- _Problem statement_: The entries that follow should be written out exactly.
━━━━━━━━━━
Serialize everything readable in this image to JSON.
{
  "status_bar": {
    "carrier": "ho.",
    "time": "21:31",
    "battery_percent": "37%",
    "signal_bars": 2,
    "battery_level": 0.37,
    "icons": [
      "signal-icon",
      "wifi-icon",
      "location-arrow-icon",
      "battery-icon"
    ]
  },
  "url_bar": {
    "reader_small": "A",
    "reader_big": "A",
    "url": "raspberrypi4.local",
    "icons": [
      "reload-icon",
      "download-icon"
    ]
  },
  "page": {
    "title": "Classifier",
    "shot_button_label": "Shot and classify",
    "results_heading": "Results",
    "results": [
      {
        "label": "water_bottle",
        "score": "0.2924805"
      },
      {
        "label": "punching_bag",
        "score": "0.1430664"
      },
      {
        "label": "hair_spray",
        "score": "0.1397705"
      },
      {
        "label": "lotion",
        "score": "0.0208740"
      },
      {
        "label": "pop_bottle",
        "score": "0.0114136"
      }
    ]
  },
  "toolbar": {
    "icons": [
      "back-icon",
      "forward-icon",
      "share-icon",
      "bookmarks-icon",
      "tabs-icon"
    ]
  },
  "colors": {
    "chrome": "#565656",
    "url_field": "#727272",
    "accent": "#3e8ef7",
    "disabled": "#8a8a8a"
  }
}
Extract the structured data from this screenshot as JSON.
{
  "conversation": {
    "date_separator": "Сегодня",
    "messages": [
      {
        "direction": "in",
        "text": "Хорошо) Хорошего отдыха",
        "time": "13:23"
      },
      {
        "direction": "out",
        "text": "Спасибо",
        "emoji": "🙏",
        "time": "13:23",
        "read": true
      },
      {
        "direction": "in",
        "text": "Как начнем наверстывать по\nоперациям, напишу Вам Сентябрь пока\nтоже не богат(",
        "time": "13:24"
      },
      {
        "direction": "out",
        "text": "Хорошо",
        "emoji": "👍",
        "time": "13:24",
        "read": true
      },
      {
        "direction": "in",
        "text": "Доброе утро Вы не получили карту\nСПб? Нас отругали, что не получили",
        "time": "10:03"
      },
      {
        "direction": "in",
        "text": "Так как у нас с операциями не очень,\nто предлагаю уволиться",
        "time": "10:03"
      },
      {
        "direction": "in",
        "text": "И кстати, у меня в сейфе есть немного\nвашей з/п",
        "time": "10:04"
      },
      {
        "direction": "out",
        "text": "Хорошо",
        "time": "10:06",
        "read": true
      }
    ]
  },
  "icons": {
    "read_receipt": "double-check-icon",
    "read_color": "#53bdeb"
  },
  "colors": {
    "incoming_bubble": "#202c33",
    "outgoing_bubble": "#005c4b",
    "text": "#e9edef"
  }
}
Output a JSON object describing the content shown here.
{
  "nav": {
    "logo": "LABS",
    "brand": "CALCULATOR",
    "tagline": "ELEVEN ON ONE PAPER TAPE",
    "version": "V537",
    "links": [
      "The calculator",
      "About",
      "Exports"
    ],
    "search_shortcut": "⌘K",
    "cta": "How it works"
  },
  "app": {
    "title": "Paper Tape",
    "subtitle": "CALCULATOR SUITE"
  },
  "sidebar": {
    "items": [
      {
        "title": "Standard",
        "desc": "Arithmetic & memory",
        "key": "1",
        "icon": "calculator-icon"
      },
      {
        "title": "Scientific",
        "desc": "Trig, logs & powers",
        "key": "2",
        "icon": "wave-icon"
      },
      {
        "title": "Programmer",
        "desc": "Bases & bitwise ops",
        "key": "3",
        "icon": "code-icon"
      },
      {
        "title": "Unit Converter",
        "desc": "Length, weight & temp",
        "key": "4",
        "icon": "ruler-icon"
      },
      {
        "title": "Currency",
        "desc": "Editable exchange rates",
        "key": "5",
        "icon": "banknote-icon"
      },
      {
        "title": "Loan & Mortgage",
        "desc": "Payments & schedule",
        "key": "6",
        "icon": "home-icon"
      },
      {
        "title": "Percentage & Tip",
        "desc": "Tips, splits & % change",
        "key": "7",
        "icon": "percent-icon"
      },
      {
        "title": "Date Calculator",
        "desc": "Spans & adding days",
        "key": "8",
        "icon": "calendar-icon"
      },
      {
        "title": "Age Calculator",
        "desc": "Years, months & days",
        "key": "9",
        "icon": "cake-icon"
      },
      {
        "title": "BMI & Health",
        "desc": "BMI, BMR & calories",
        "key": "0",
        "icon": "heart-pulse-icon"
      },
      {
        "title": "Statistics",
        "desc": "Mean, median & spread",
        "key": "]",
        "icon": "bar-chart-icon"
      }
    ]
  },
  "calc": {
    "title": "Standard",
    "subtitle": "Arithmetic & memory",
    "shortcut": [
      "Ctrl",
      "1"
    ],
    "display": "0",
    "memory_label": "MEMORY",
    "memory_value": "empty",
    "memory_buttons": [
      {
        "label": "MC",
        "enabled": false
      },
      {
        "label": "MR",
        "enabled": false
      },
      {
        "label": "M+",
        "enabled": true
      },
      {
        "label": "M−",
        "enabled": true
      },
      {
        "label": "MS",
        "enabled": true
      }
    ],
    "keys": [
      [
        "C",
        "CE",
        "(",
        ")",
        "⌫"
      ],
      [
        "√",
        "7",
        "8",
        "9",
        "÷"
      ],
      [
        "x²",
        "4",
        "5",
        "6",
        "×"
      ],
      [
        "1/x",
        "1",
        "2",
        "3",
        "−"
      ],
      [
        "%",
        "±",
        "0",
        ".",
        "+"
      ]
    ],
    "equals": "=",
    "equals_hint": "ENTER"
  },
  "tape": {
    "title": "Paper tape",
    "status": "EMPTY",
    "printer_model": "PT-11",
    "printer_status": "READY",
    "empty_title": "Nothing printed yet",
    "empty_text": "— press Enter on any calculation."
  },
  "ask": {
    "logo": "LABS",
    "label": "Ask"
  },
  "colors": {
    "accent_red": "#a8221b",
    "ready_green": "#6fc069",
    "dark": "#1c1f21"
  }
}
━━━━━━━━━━
- _Exercise result_:
Serialize everything readable in this image to JSON.
{
  "status_bar": {
    "carrier": "ho.",
    "time": "21:31",
    "battery_percent": "37%",
    "signal_bars": 2,
    "battery_level": 0.37,
    "icons": [
      "signal-icon",
      "wifi-icon",
      "location-arrow-icon",
      "battery-icon"
    ]
  },
  "url_bar": {
    "reader_small": "A",
    "reader_big": "A",
    "url": "raspberrypi4.local",
    "icons": [
      "reload-icon",
      "download-icon"
    ]
  },
  "page": {
    "title": "Classifier",
    "shot_button_label": "Shot and classify",
    "results_heading": "Results",
    "results": [
      {
        "label": "water_bottle",
        "score": "0.2924805"
      },
      {
        "label": "punching_bag",
        "score": "0.1430664"
      },
      {
        "label": "hair_spray",
        "score": "0.1397705"
      },
      {
        "label": "lotion",
        "score": "0.0208740"
      },
      {
        "label": "pop_bottle",
        "score": "0.0114136"
      }
    ]
  },
  "toolbar": {
    "icons": [
      "back-icon",
      "forward-icon",
      "share-icon",
      "bookmarks-icon",
      "tabs-icon"
    ]
  },
  "colors": {
    "chrome": "#565656",
    "url_field": "#727272",
    "accent": "#3e8ef7",
    "disabled": "#8a8a8a"
  }
}
Extract the structured data from this screenshot as JSON.
{
  "conversation": {
    "date_separator": "Сегодня",
    "messages": [
      {
        "direction": "in",
        "text": "Хорошо) Хорошего отдыха",
        "time": "13:23"
      },
      {
        "direction": "out",
        "text": "Спасибо",
        "emoji": "🙏",
        "time": "13:23",
        "read": true
      },
      {
        "direction": "in",
        "text": "Как начнем наверстывать по\nоперациям, напишу Вам Сентябрь пока\nтоже не богат(",
        "time": "13:24"
      },
      {
        "direction": "out",
        "text": "Хорошо",
        "emoji": "👍",
        "time": "13:24",
        "read": true
      },
      {
        "direction": "in",
        "text": "Доброе утро Вы не получили карту\nСПб? Нас отругали, что не получили",
        "time": "10:03"
      },
      {
        "direction": "in",
        "text": "Так как у нас с операциями не очень,\nто предлагаю уволиться",
        "time": "10:03"
      },
      {
        "direction": "in",
        "text": "И кстати, у меня в сейфе есть немного\nвашей з/п",
        "time": "10:04"
      },
      {
        "direction": "out",
        "text": "Хорошо",
        "time": "10:06",
        "read": true
      }
    ]
  },
  "icons": {
    "read_receipt": "double-check-icon",
    "read_color": "#53bdeb"
  },
  "colors": {
    "incoming_bubble": "#202c33",
    "outgoing_bubble": "#005c4b",
    "text": "#e9edef"
  }
}
Output a JSON object describing the content shown here.
{
  "nav": {
    "logo": "LABS",
    "brand": "CALCULATOR",
    "tagline": "ELEVEN ON ONE PAPER TAPE",
    "version": "V537",
    "links": [
      "The calculator",
      "About",
      "Exports"
    ],
    "search_shortcut": "⌘K",
    "cta": "How it works"
  },
  "app": {
    "title": "Paper Tape",
    "subtitle": "CALCULATOR SUITE"
  },
  "sidebar": {
    "items": [
      {
        "title": "Standard",
        "desc": "Arithmetic & memory",
        "key": "1",
        "icon": "calculator-icon"
      },
      {
        "title": "Scientific",
        "desc": "Trig, logs & powers",
        "key": "2",
        "icon": "wave-icon"
      },
      {
        "title": "Programmer",
        "desc": "Bases & bitwise ops",
        "key": "3",
        "icon": "code-icon"
      },
      {
        "title": "Unit Converter",
        "desc": "Length, weight & temp",
        "key": "4",
        "icon": "ruler-icon"
      },
      {
        "title": "Currency",
        "desc": "Editable exchange rates",
        "key": "5",
        "icon": "banknote-icon"
      },
      {
        "title": "Loan & Mortgage",
        "desc": "Payments & schedule",
        "key": "6",
        "icon": "home-icon"
      },
      {
        "title": "Percentage & Tip",
        "desc": "Tips, splits & % change",
        "key": "7",
        "icon": "percent-icon"
      },
      {
        "title": "Date Calculator",
        "desc": "Spans & adding days",
        "key": "8",
        "icon": "calendar-icon"
      },
      {
        "title": "Age Calculator",
        "desc": "Years, months & days",
        "key": "9",
        "icon": "cake-icon"
      },
      {
        "title": "BMI & Health",
        "desc": "BMI, BMR & calories",
        "key": "0",
        "icon": "heart-pulse-icon"
      },
      {
        "title": "Statistics",
        "desc": "Mean, median & spread",
        "key": "]",
        "icon": "bar-chart-icon"
      }
    ]
  },
  "calc": {
    "title": "Standard",
    "subtitle": "Arithmetic & memory",
    "shortcut": [
      "Ctrl",
      "1"
    ],
    "display": "0",
    "memory_label": "MEMORY",
    "memory_value": "empty",
    "memory_buttons": [
      {
        "label": "MC",
        "enabled": false
      },
      {
        "label": "MR",
        "enabled": false
      },
      {
        "label": "M+",
        "enabled": true
      },
      {
        "label": "M−",
        "enabled": true
      },
      {
        "label": "MS",
        "enabled": true
      }
    ],
    "keys": [
      [
        "C",
        "CE",
        "(",
        ")",
        "⌫"
      ],
      [
        "√",
        "7",
        "8",
        "9",
        "÷"
      ],
      [
        "x²",
        "4",
        "5",
        "6",
        "×"
      ],
      [
        "1/x",
        "1",
        "2",
        "3",
        "−"
      ],
      [
        "%",
        "±",
        "0",
        ".",
        "+"
      ]
    ],
    "equals": "=",
    "equals_hint": "ENTER"
  },
  "tape": {
    "title": "Paper tape",
    "status": "EMPTY",
    "printer_model": "PT-11",
    "printer_status": "READY",
    "empty_title": "Nothing printed yet",
    "empty_text": "— press Enter on any calculation."
  },
  "ask": {
    "logo": "LABS",
    "label": "Ask"
  },
  "colors": {
    "accent_red": "#a8221b",
    "ready_green": "#6fc069",
    "dark": "#1c1f21"
  }
}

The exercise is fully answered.